From some mentors of mine, I have learned that the best pictures are when you can shoot the galactic center when it is only 10 to 15 degrees or more above the horizon between the astronomical dawn and dusk. For example in Colorado and Utah, the Milky Way season extends from March 1st till October 1st. On March 1st you'll have 45 minutes between astronomical dawn and dusk to when the galactic center is set below 10 degrees. In springtime at higher northern altitudes, you will want to shoot before the A.D. (astronomical dawn) when the center is rising to the southeast. Midsummer, you can shoot for most of the night. I suggest using landscape foreground or background to really pull in and "POP" up the galactic center of the Milky Way. In the Autumn months you can only shoot the galactic center of the Milky Way looking towards the south-east after A.D.

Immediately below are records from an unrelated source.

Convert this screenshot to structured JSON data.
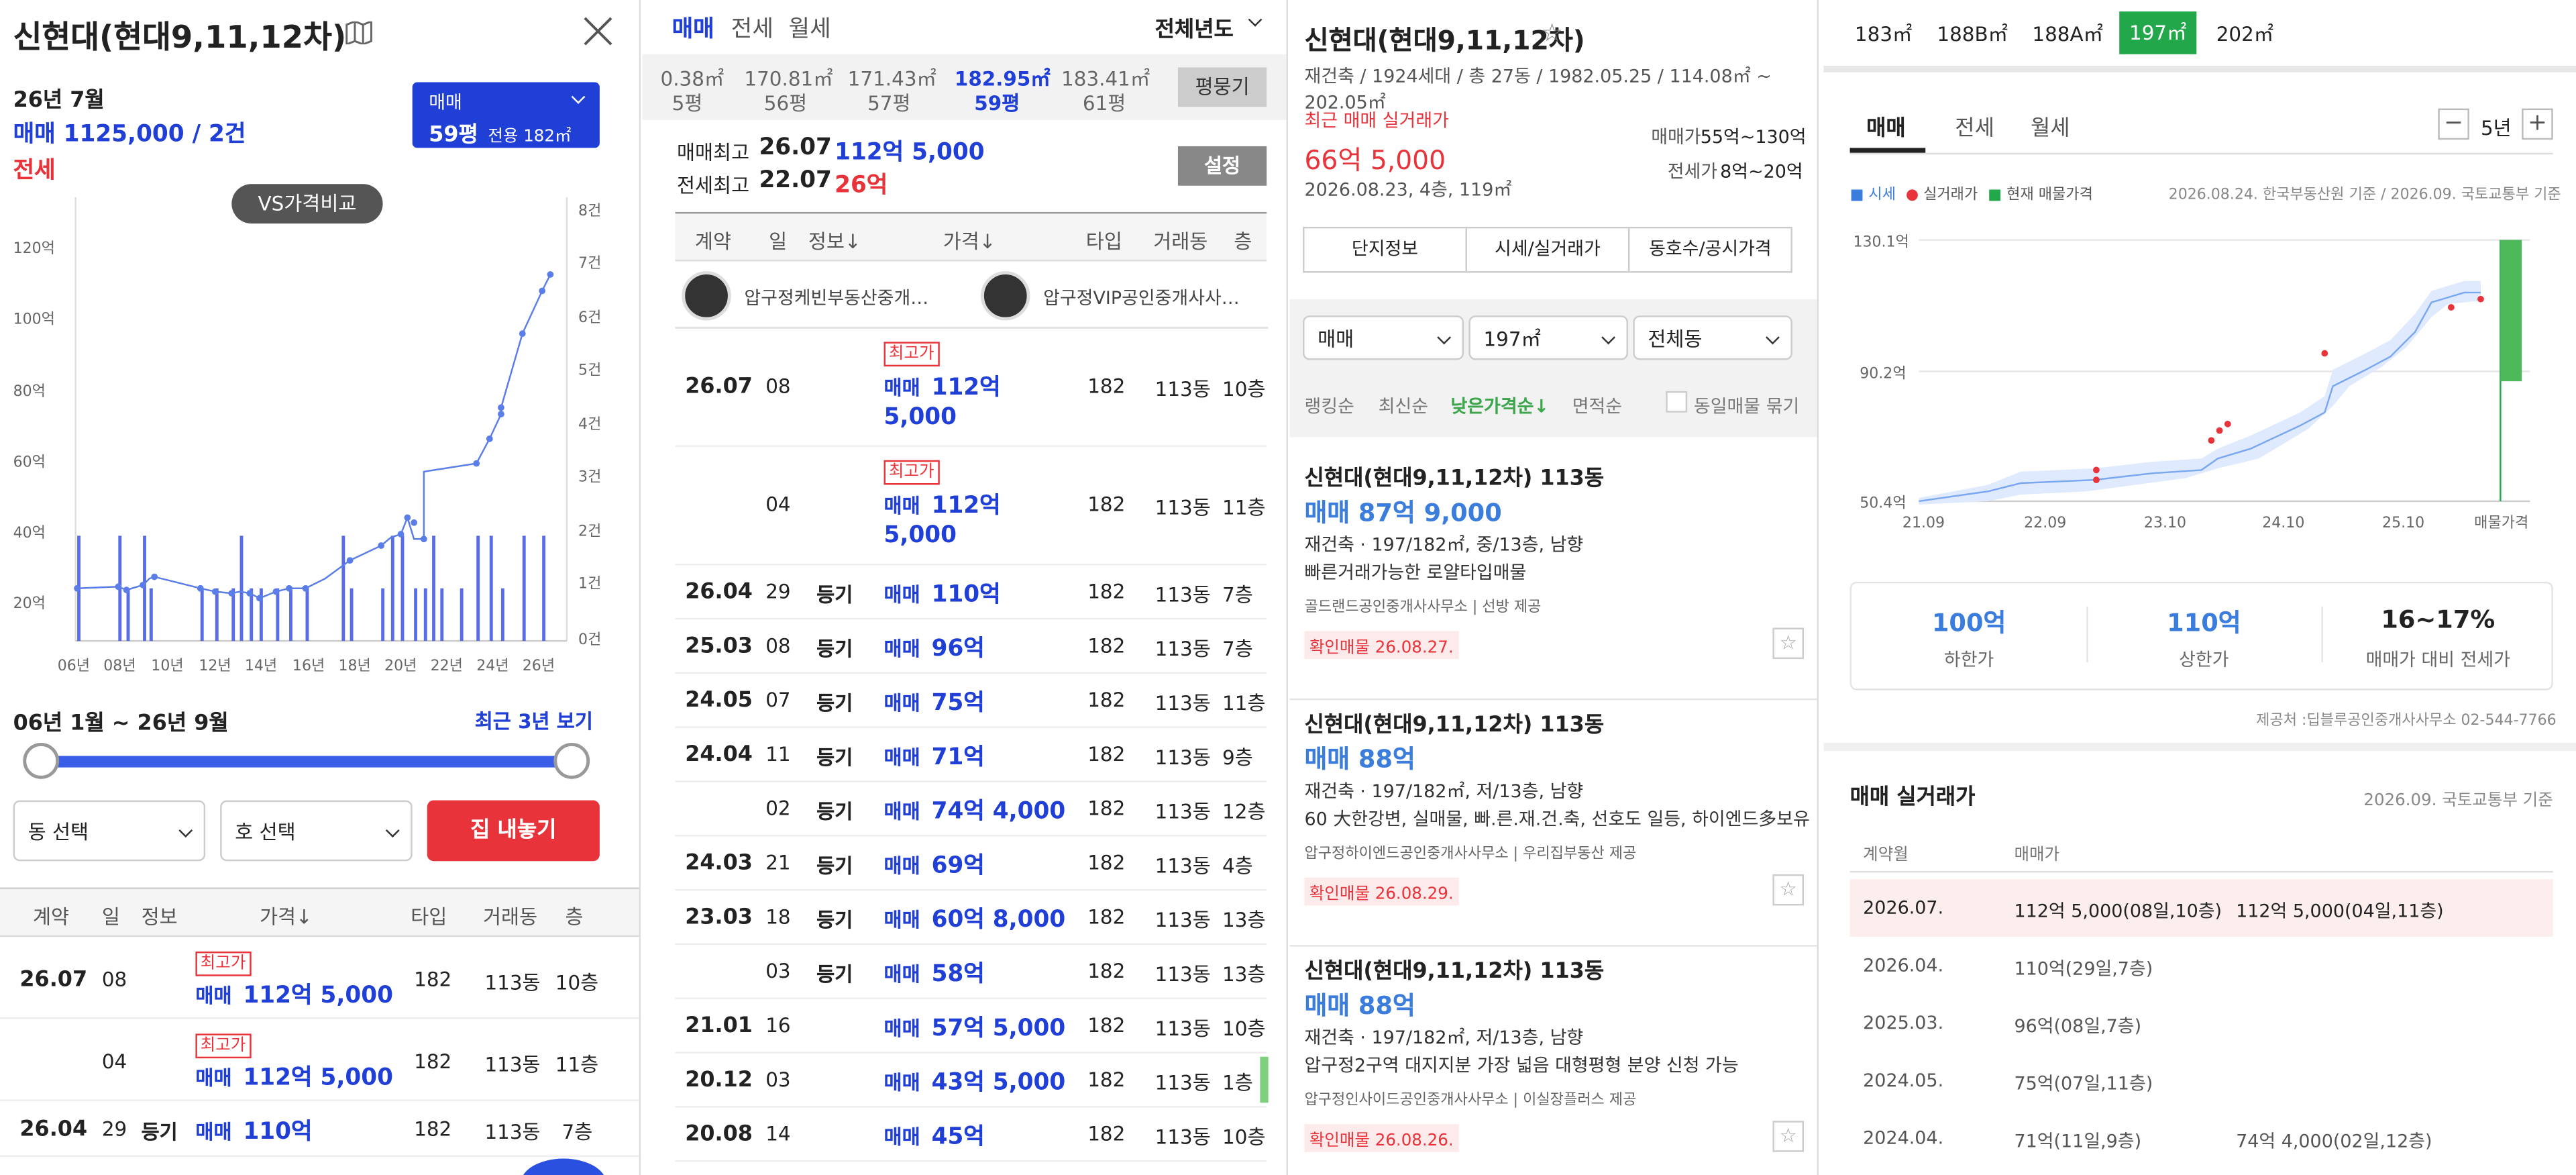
{
  "p1": {
    "title": "신현대(현대9,11,12차)",
    "date_label": "26년 7월",
    "sale_line": "매매 1125,000 / 2건",
    "jeonse_label": "전세",
    "type_box": {
      "label": "매매",
      "pyeong": "59평",
      "exclusive": "전용 182㎡"
    },
    "vs_button": "VS가격비교",
    "y_left_ticks": [
      "120억",
      "100억",
      "80억",
      "60억",
      "40억",
      "20억"
    ],
    "y_right_ticks": [
      "8건",
      "7건",
      "6건",
      "5건",
      "4건",
      "3건",
      "2건",
      "1건",
      "0건"
    ],
    "x_ticks": [
      "06년",
      "08년",
      "10년",
      "12년",
      "14년",
      "16년",
      "18년",
      "20년",
      "22년",
      "24년",
      "26년"
    ],
    "range_label": "06년 1월 ~ 26년 9월",
    "recent_link": "최근 3년 보기",
    "dong_select": "동 선택",
    "ho_select": "호 선택",
    "list_button": "집 내놓기",
    "table_headers": [
      "계약",
      "일",
      "정보",
      "가격↓",
      "타입",
      "거래동",
      "층"
    ],
    "rows": [
      {
        "ym": "26.07",
        "day": "08",
        "info": "",
        "badge": "최고가",
        "price_prefix": "매매",
        "price": "112억 5,000",
        "type": "182",
        "dong": "113동",
        "floor": "10층"
      },
      {
        "ym": "",
        "day": "04",
        "info": "",
        "badge": "최고가",
        "price_prefix": "매매",
        "price": "112억 5,000",
        "type": "182",
        "dong": "113동",
        "floor": "11층"
      },
      {
        "ym": "26.04",
        "day": "29",
        "info": "등기",
        "badge": "",
        "price_prefix": "매매",
        "price": "110억",
        "type": "182",
        "dong": "113동",
        "floor": "7층"
      }
    ]
  },
  "p2": {
    "tabs": [
      "매매",
      "전세",
      "월세"
    ],
    "year_filter": "전체년도",
    "areas": [
      {
        "m2": "0.38㎡",
        "py": "5평"
      },
      {
        "m2": "170.81㎡",
        "py": "56평"
      },
      {
        "m2": "171.43㎡",
        "py": "57평"
      },
      {
        "m2": "182.95㎡",
        "py": "59평"
      },
      {
        "m2": "183.41㎡",
        "py": "61평"
      }
    ],
    "pyeong_button": "평뭉기",
    "max_sale": {
      "label": "매매최고",
      "date": "26.07",
      "price": "112억 5,000"
    },
    "max_jeonse": {
      "label": "전세최고",
      "date": "22.07",
      "price": "26억"
    },
    "settings_button": "설정",
    "table_headers": [
      "계약",
      "일",
      "정보↓",
      "가격↓",
      "타입",
      "거래동",
      "층"
    ],
    "agents": [
      "압구정케빈부동산중개…",
      "압구정VIP공인중개사사…"
    ],
    "rows": [
      {
        "ym": "26.07",
        "day": "08",
        "info": "",
        "badge": "최고가",
        "prefix": "매매",
        "price": "112억",
        "price2": "5,000",
        "type": "182",
        "dong": "113동",
        "floor": "10층"
      },
      {
        "ym": "",
        "day": "04",
        "info": "",
        "badge": "최고가",
        "prefix": "매매",
        "price": "112억",
        "price2": "5,000",
        "type": "182",
        "dong": "113동",
        "floor": "11층"
      },
      {
        "ym": "26.04",
        "day": "29",
        "info": "등기",
        "badge": "",
        "prefix": "매매",
        "price": "110억",
        "price2": "",
        "type": "182",
        "dong": "113동",
        "floor": "7층"
      },
      {
        "ym": "25.03",
        "day": "08",
        "info": "등기",
        "badge": "",
        "prefix": "매매",
        "price": "96억",
        "price2": "",
        "type": "182",
        "dong": "113동",
        "floor": "7층"
      },
      {
        "ym": "24.05",
        "day": "07",
        "info": "등기",
        "badge": "",
        "prefix": "매매",
        "price": "75억",
        "price2": "",
        "type": "182",
        "dong": "113동",
        "floor": "11층"
      },
      {
        "ym": "24.04",
        "day": "11",
        "info": "등기",
        "badge": "",
        "prefix": "매매",
        "price": "71억",
        "price2": "",
        "type": "182",
        "dong": "113동",
        "floor": "9층"
      },
      {
        "ym": "",
        "day": "02",
        "info": "등기",
        "badge": "",
        "prefix": "매매",
        "price": "74억 4,000",
        "price2": "",
        "type": "182",
        "dong": "113동",
        "floor": "12층"
      },
      {
        "ym": "24.03",
        "day": "21",
        "info": "등기",
        "badge": "",
        "prefix": "매매",
        "price": "69억",
        "price2": "",
        "type": "182",
        "dong": "113동",
        "floor": "4층"
      },
      {
        "ym": "23.03",
        "day": "18",
        "info": "등기",
        "badge": "",
        "prefix": "매매",
        "price": "60억 8,000",
        "price2": "",
        "type": "182",
        "dong": "113동",
        "floor": "13층"
      },
      {
        "ym": "",
        "day": "03",
        "info": "등기",
        "badge": "",
        "prefix": "매매",
        "price": "58억",
        "price2": "",
        "type": "182",
        "dong": "113동",
        "floor": "13층"
      },
      {
        "ym": "21.01",
        "day": "16",
        "info": "",
        "badge": "",
        "prefix": "매매",
        "price": "57억 5,000",
        "price2": "",
        "type": "182",
        "dong": "113동",
        "floor": "10층"
      },
      {
        "ym": "20.12",
        "day": "03",
        "info": "",
        "badge": "",
        "prefix": "매매",
        "price": "43억 5,000",
        "price2": "",
        "type": "182",
        "dong": "113동",
        "floor": "1층"
      },
      {
        "ym": "20.08",
        "day": "14",
        "info": "",
        "badge": "",
        "prefix": "매매",
        "price": "45억",
        "price2": "",
        "type": "182",
        "dong": "113동",
        "floor": "10층"
      }
    ]
  },
  "p3": {
    "title": "신현대(현대9,11,12차)",
    "subtitle": "재건축 / 1924세대 / 총 27동 / 1982.05.25 / 114.08㎡ ~ 202.05㎡",
    "recent_label": "최근 매매 실거래가",
    "recent_price": "66억 5,000",
    "recent_detail": "2026.08.23, 4층, 119㎡",
    "sale_range_label": "매매가",
    "sale_range": "55억~130억",
    "jeonse_range_label": "전세가",
    "jeonse_range": "8억~20억",
    "tabs": [
      "단지정보",
      "시세/실거래가",
      "동호수/공시가격"
    ],
    "filters": [
      "매매",
      "197㎡",
      "전체동"
    ],
    "sorts": [
      "랭킹순",
      "최신순",
      "낮은가격순↓",
      "면적순"
    ],
    "group_label": "동일매물 묶기",
    "listings": [
      {
        "title": "신현대(현대9,11,12차) 113동",
        "price": "매매 87억 9,000",
        "spec": "재건축 · 197/182㎡, 중/13층, 남향",
        "desc": "빠른거래가능한 로얄타입매물",
        "agent": "골드랜드공인중개사사무소 | 선방 제공",
        "confirm": "확인매물 26.08.27."
      },
      {
        "title": "신현대(현대9,11,12차) 113동",
        "price": "매매 88억",
        "spec": "재건축 · 197/182㎡, 저/13층, 남향",
        "desc": "60 大한강변, 실매물, 빠.른.재.건.축, 선호도 일등, 하이엔드多보유",
        "agent": "압구정하이엔드공인중개사사무소 | 우리집부동산 제공",
        "confirm": "확인매물 26.08.29."
      },
      {
        "title": "신현대(현대9,11,12차) 113동",
        "price": "매매 88억",
        "spec": "재건축 · 197/182㎡, 저/13층, 남향",
        "desc": "압구정2구역 대지지분 가장 넓음 대형평형 분양 신청 가능",
        "agent": "압구정인사이드공인중개사사무소 | 이실장플러스 제공",
        "confirm": "확인매물 26.08.26."
      }
    ]
  },
  "p4": {
    "area_tabs": [
      "183㎡",
      "188B㎡",
      "188A㎡",
      "197㎡",
      "202㎡"
    ],
    "active_area": "197㎡",
    "tabs": [
      "매매",
      "전세",
      "월세"
    ],
    "period": "5년",
    "legend": [
      "시세",
      "실거래가",
      "현재 매물가격"
    ],
    "basis": "2026.08.24. 한국부동산원 기준 / 2026.09. 국토교통부 기준",
    "y_ticks": [
      "130.1억",
      "90.2억",
      "50.4억"
    ],
    "x_ticks": [
      "21.09",
      "22.09",
      "23.10",
      "24.10",
      "25.10",
      "매물가격"
    ],
    "stats": [
      {
        "value": "100억",
        "label": "하한가"
      },
      {
        "value": "110억",
        "label": "상한가"
      },
      {
        "value": "16~17%",
        "label": "매매가 대비 전세가"
      }
    ],
    "provider": "제공처 :딥블루공인중개사사무소 02-544-7766",
    "deal_title": "매매 실거래가",
    "deal_basis": "2026.09. 국토교통부 기준",
    "deal_headers": [
      "계약월",
      "매매가"
    ],
    "deals": [
      {
        "month": "2026.07.",
        "price": "112억 5,000(08일,10층)",
        "price2": "112억 5,000(04일,11층)"
      },
      {
        "month": "2026.04.",
        "price": "110억(29일,7층)",
        "price2": ""
      },
      {
        "month": "2025.03.",
        "price": "96억(08일,7층)",
        "price2": ""
      },
      {
        "month": "2024.05.",
        "price": "75억(07일,11층)",
        "price2": ""
      },
      {
        "month": "2024.04.",
        "price": "71억(11일,9층)",
        "price2": "74억 4,000(02일,12층)"
      }
    ]
  }
}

If you're wanting to shoot the full arc of the Milky Way, the geometry is going to be different. You're going to want to be looking east during new moons between April through June, at the right time of the night when the highest point of the Milky Way is going to be 30 to 45 degrees above the horizon, and east when the galactic center is 10 degrees above the horizon. July through August the top of the Milky Way is going to be so high in the sky by the time it gets dark enough that it will be difficult to get the full arc of the Milky Way. To capture the full arc you'll need to learn stitching panorama. Which is basically capturing a picture in segments using multiple frames that are stitched together in post processing.
Let me pull this all together for you. The easiest way to shoot the Milky Way is with an ultra-wide angle lens with a fast maximum aperture, like a 16 to 35 mm or 14 to 24 mm f/2.8 is ideal. Set your lens to its shortest focal length and focus to infinity and at daylight. If possible, tape your lens to secure the focus ring. If you can't focus in daylight, you'll have to use live view magnified to 10x to focus manually on a bright planet or star. An exposure of 30 seconds f/2.8, iso at 6400 will give you a bright shot of the Milky Way. If your focal length is shorter than 16 mm, the stars will look round in a normal print. If you use a daylight white balance to preserve star colors it will shift the color of the sky toward a blue color in light-room. Also you will want to turn off your in camera long exposure noise reduction and high iso noise reduction. You can also reduce digital noise in light-room. Lastly, use a solid tripod with a inter-valometer, it'll allow longer exposures than 30 seconds. I hope that is helpful and will set you off in new journeys to shoot fantastic pictures of the Milky Way.